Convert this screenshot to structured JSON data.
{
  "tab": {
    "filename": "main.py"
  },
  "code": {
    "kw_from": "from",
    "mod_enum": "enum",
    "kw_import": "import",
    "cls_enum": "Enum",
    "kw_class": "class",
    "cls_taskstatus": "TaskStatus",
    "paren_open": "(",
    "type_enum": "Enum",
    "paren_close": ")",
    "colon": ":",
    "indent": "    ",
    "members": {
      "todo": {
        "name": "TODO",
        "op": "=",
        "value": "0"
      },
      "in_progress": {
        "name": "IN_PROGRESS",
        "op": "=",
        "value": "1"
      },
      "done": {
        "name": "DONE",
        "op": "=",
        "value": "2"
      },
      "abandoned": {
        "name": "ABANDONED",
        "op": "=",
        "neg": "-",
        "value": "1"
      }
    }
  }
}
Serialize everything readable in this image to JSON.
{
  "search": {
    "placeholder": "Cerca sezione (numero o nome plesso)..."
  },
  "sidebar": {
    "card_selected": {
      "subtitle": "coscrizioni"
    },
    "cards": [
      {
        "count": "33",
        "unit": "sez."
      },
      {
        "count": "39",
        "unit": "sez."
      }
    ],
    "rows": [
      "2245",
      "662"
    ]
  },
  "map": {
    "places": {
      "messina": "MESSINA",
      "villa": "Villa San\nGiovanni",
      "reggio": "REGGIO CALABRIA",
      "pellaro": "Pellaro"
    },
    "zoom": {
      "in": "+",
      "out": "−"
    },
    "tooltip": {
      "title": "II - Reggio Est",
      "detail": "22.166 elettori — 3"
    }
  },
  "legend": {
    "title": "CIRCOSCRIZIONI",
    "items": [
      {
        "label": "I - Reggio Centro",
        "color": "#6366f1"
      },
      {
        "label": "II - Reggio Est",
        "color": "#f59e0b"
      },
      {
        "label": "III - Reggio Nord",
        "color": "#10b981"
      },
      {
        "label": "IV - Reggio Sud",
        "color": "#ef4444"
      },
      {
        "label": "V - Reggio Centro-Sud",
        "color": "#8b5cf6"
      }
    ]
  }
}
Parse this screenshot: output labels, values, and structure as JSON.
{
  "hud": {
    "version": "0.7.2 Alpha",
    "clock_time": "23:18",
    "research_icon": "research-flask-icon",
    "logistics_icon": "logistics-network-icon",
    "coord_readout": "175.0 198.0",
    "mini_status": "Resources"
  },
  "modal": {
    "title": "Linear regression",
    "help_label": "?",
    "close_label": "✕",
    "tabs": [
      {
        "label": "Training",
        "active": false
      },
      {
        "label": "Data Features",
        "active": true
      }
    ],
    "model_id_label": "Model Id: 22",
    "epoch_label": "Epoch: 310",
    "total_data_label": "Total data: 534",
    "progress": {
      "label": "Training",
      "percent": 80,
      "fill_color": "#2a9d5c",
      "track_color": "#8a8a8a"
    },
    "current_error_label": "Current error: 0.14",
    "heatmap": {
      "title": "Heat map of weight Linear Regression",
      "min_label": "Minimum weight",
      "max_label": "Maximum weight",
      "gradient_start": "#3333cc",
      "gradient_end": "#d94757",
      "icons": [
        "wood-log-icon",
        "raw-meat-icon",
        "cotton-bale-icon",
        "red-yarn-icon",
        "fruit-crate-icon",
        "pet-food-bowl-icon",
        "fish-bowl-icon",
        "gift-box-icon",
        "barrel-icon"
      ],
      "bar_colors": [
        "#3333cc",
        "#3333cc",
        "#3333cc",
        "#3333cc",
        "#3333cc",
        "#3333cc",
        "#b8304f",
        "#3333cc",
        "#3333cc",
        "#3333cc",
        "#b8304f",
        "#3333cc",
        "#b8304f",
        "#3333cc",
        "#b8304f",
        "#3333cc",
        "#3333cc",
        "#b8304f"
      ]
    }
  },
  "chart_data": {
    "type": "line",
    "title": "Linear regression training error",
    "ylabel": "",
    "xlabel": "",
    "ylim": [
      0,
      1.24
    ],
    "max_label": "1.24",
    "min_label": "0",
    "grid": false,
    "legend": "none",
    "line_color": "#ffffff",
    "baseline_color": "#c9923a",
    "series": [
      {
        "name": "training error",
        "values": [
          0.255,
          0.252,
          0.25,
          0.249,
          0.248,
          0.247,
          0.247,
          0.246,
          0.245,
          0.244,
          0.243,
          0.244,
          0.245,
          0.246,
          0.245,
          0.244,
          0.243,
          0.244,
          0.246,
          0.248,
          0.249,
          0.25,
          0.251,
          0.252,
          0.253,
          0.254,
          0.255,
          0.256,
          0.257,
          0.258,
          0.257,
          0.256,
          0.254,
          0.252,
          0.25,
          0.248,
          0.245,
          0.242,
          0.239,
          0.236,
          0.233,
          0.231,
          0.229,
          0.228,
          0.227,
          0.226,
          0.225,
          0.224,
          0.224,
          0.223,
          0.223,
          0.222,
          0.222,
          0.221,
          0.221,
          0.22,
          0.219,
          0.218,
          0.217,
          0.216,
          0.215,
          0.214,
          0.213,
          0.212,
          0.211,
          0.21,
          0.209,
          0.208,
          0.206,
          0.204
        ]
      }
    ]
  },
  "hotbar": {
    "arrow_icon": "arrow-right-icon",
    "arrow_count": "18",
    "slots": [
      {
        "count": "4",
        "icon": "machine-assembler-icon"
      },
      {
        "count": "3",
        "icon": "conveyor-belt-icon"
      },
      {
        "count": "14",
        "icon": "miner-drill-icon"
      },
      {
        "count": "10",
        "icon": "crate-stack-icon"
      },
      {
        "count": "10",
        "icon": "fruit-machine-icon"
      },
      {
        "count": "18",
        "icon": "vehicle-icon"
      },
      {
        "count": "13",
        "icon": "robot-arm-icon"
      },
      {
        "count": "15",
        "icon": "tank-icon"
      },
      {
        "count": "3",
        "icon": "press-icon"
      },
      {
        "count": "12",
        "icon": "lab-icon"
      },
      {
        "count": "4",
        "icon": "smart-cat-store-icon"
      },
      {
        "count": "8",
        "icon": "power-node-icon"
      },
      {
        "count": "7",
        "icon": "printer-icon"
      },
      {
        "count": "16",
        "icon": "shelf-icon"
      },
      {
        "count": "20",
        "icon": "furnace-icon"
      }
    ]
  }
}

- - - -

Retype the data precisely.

[Response area]
Convert this screenshot to structured JSON data.
{
  "tab": {
    "filename": "main.py"
  },
  "code": {
    "kw_from": "from",
    "mod_enum": "enum",
    "kw_import": "import",
    "cls_enum": "Enum",
    "kw_class": "class",
    "cls_taskstatus": "TaskStatus",
    "paren_open": "(",
    "type_enum": "Enum",
    "paren_close": ")",
    "colon": ":",
    "indent": "    ",
    "members": {
      "todo": {
        "name": "TODO",
        "op": "=",
        "value": "0"
      },
      "in_progress": {
        "name": "IN_PROGRESS",
        "op": "=",
        "value": "1"
      },
      "done": {
        "name": "DONE",
        "op": "=",
        "value": "2"
      },
      "abandoned": {
        "name": "ABANDONED",
        "op": "=",
        "neg": "-",
        "value": "1"
      }
    }
  }
}
Serialize everything readable in this image to JSON.
{
  "search": {
    "placeholder": "Cerca sezione (numero o nome plesso)..."
  },
  "sidebar": {
    "card_selected": {
      "subtitle": "coscrizioni"
    },
    "cards": [
      {
        "count": "33",
        "unit": "sez."
      },
      {
        "count": "39",
        "unit": "sez."
      }
    ],
    "rows": [
      "2245",
      "662"
    ]
  },
  "map": {
    "places": {
      "messina": "MESSINA",
      "villa": "Villa San\nGiovanni",
      "reggio": "REGGIO CALABRIA",
      "pellaro": "Pellaro"
    },
    "zoom": {
      "in": "+",
      "out": "−"
    },
    "tooltip": {
      "title": "II - Reggio Est",
      "detail": "22.166 elettori — 3"
    }
  },
  "legend": {
    "title": "CIRCOSCRIZIONI",
    "items": [
      {
        "label": "I - Reggio Centro",
        "color": "#6366f1"
      },
      {
        "label": "II - Reggio Est",
        "color": "#f59e0b"
      },
      {
        "label": "III - Reggio Nord",
        "color": "#10b981"
      },
      {
        "label": "IV - Reggio Sud",
        "color": "#ef4444"
      },
      {
        "label": "V - Reggio Centro-Sud",
        "color": "#8b5cf6"
      }
    ]
  }
}
Parse this screenshot: output labels, values, and structure as JSON.
{
  "hud": {
    "version": "0.7.2 Alpha",
    "clock_time": "23:18",
    "research_icon": "research-flask-icon",
    "logistics_icon": "logistics-network-icon",
    "coord_readout": "175.0 198.0",
    "mini_status": "Resources"
  },
  "modal": {
    "title": "Linear regression",
    "help_label": "?",
    "close_label": "✕",
    "tabs": [
      {
        "label": "Training",
        "active": false
      },
      {
        "label": "Data Features",
        "active": true
      }
    ],
    "model_id_label": "Model Id: 22",
    "epoch_label": "Epoch: 310",
    "total_data_label": "Total data: 534",
    "progress": {
      "label": "Training",
      "percent": 80,
      "fill_color": "#2a9d5c",
      "track_color": "#8a8a8a"
    },
    "current_error_label": "Current error: 0.14",
    "heatmap": {
      "title": "Heat map of weight Linear Regression",
      "min_label": "Minimum weight",
      "max_label": "Maximum weight",
      "gradient_start": "#3333cc",
      "gradient_end": "#d94757",
      "icons": [
        "wood-log-icon",
        "raw-meat-icon",
        "cotton-bale-icon",
        "red-yarn-icon",
        "fruit-crate-icon",
        "pet-food-bowl-icon",
        "fish-bowl-icon",
        "gift-box-icon",
        "barrel-icon"
      ],
      "bar_colors": [
        "#3333cc",
        "#3333cc",
        "#3333cc",
        "#3333cc",
        "#3333cc",
        "#3333cc",
        "#b8304f",
        "#3333cc",
        "#3333cc",
        "#3333cc",
        "#b8304f",
        "#3333cc",
        "#b8304f",
        "#3333cc",
        "#b8304f",
        "#3333cc",
        "#3333cc",
        "#b8304f"
      ]
    }
  },
  "chart_data": {
    "type": "line",
    "title": "Linear regression training error",
    "ylabel": "",
    "xlabel": "",
    "ylim": [
      0,
      1.24
    ],
    "max_label": "1.24",
    "min_label": "0",
    "grid": false,
    "legend": "none",
    "line_color": "#ffffff",
    "baseline_color": "#c9923a",
    "series": [
      {
        "name": "training error",
        "values": [
          0.255,
          0.252,
          0.25,
          0.249,
          0.248,
          0.247,
          0.247,
          0.246,
          0.245,
          0.244,
          0.243,
          0.244,
          0.245,
          0.246,
          0.245,
          0.244,
          0.243,
          0.244,
          0.246,
          0.248,
          0.249,
          0.25,
          0.251,
          0.252,
          0.253,
          0.254,
          0.255,
          0.256,
          0.257,
          0.258,
          0.257,
          0.256,
          0.254,
          0.252,
          0.25,
          0.248,
          0.245,
          0.242,
          0.239,
          0.236,
          0.233,
          0.231,
          0.229,
          0.228,
          0.227,
          0.226,
          0.225,
          0.224,
          0.224,
          0.223,
          0.223,
          0.222,
          0.222,
          0.221,
          0.221,
          0.22,
          0.219,
          0.218,
          0.217,
          0.216,
          0.215,
          0.214,
          0.213,
          0.212,
          0.211,
          0.21,
          0.209,
          0.208,
          0.206,
          0.204
        ]
      }
    ]
  },
  "hotbar": {
    "arrow_icon": "arrow-right-icon",
    "arrow_count": "18",
    "slots": [
      {
        "count": "4",
        "icon": "machine-assembler-icon"
      },
      {
        "count": "3",
        "icon": "conveyor-belt-icon"
      },
      {
        "count": "14",
        "icon": "miner-drill-icon"
      },
      {
        "count": "10",
        "icon": "crate-stack-icon"
      },
      {
        "count": "10",
        "icon": "fruit-machine-icon"
      },
      {
        "count": "18",
        "icon": "vehicle-icon"
      },
      {
        "count": "13",
        "icon": "robot-arm-icon"
      },
      {
        "count": "15",
        "icon": "tank-icon"
      },
      {
        "count": "3",
        "icon": "press-icon"
      },
      {
        "count": "12",
        "icon": "lab-icon"
      },
      {
        "count": "4",
        "icon": "smart-cat-store-icon"
      },
      {
        "count": "8",
        "icon": "power-node-icon"
      },
      {
        "count": "7",
        "icon": "printer-icon"
      },
      {
        "count": "16",
        "icon": "shelf-icon"
      },
      {
        "count": "20",
        "icon": "furnace-icon"
      }
    ]
  }
}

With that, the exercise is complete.